Work request:
Make an exact copy of the entries, taking out every picture.

Data to examine:
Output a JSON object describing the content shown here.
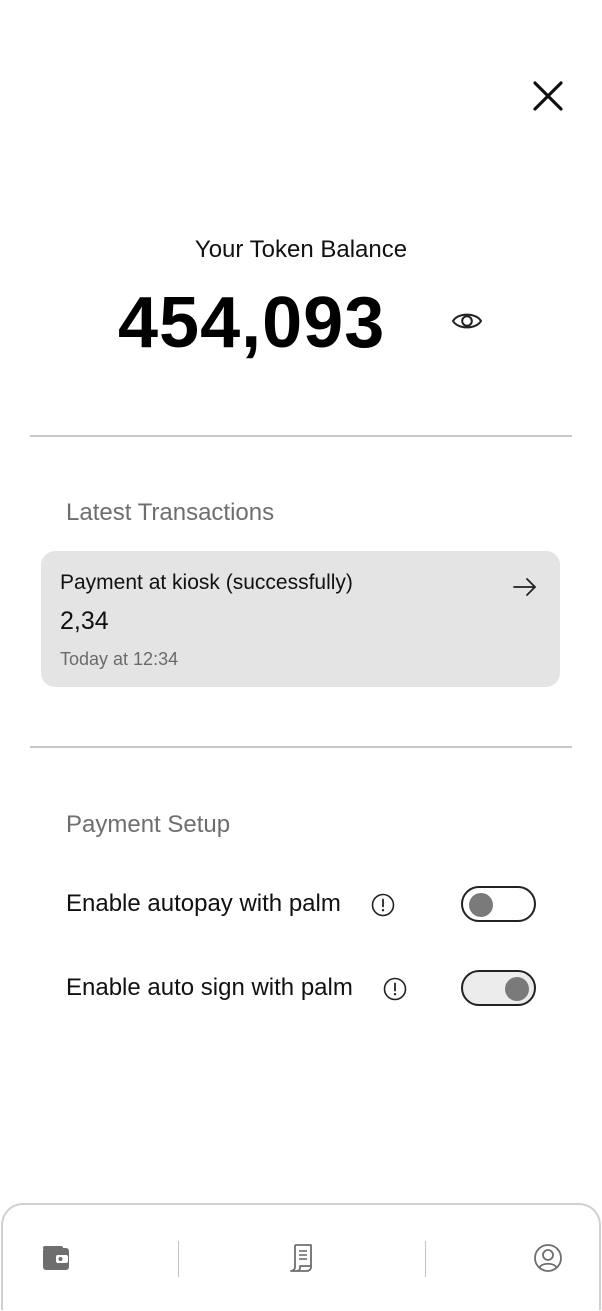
{
  "balance": {
    "label": "Your Token Balance",
    "value": "454,093"
  },
  "transactions": {
    "section_title": "Latest Transactions",
    "items": [
      {
        "title": "Payment at kiosk (successfully)",
        "amount": "2,34",
        "time": "Today at 12:34"
      }
    ]
  },
  "payment_setup": {
    "section_title": "Payment Setup",
    "settings": [
      {
        "label": "Enable autopay with palm",
        "enabled": false
      },
      {
        "label": "Enable auto sign with palm",
        "enabled": true
      }
    ]
  },
  "icons": {
    "close": "close-icon",
    "visibility": "eye-icon",
    "transaction_open": "arrow-right-icon",
    "info": "info-icon",
    "nav": [
      "wallet-icon",
      "receipt-icon",
      "profile-icon"
    ]
  },
  "colors": {
    "card_background": "#e4e4e4",
    "knob": "#7a7a7a",
    "muted_text": "#6e6e6e"
  }
}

Exercise response:
Output a JSON object describing the content shown here.
{
  "balance": {
    "label": "Your Token Balance",
    "value": "454,093"
  },
  "transactions": {
    "section_title": "Latest Transactions",
    "items": [
      {
        "title": "Payment at kiosk (successfully)",
        "amount": "2,34",
        "time": "Today at 12:34"
      }
    ]
  },
  "payment_setup": {
    "section_title": "Payment Setup",
    "settings": [
      {
        "label": "Enable autopay with palm",
        "enabled": false
      },
      {
        "label": "Enable auto sign with palm",
        "enabled": true
      }
    ]
  },
  "icons": {
    "close": "close-icon",
    "visibility": "eye-icon",
    "transaction_open": "arrow-right-icon",
    "info": "info-icon",
    "nav": [
      "wallet-icon",
      "receipt-icon",
      "profile-icon"
    ]
  },
  "colors": {
    "card_background": "#e4e4e4",
    "knob": "#7a7a7a",
    "muted_text": "#6e6e6e"
  }
}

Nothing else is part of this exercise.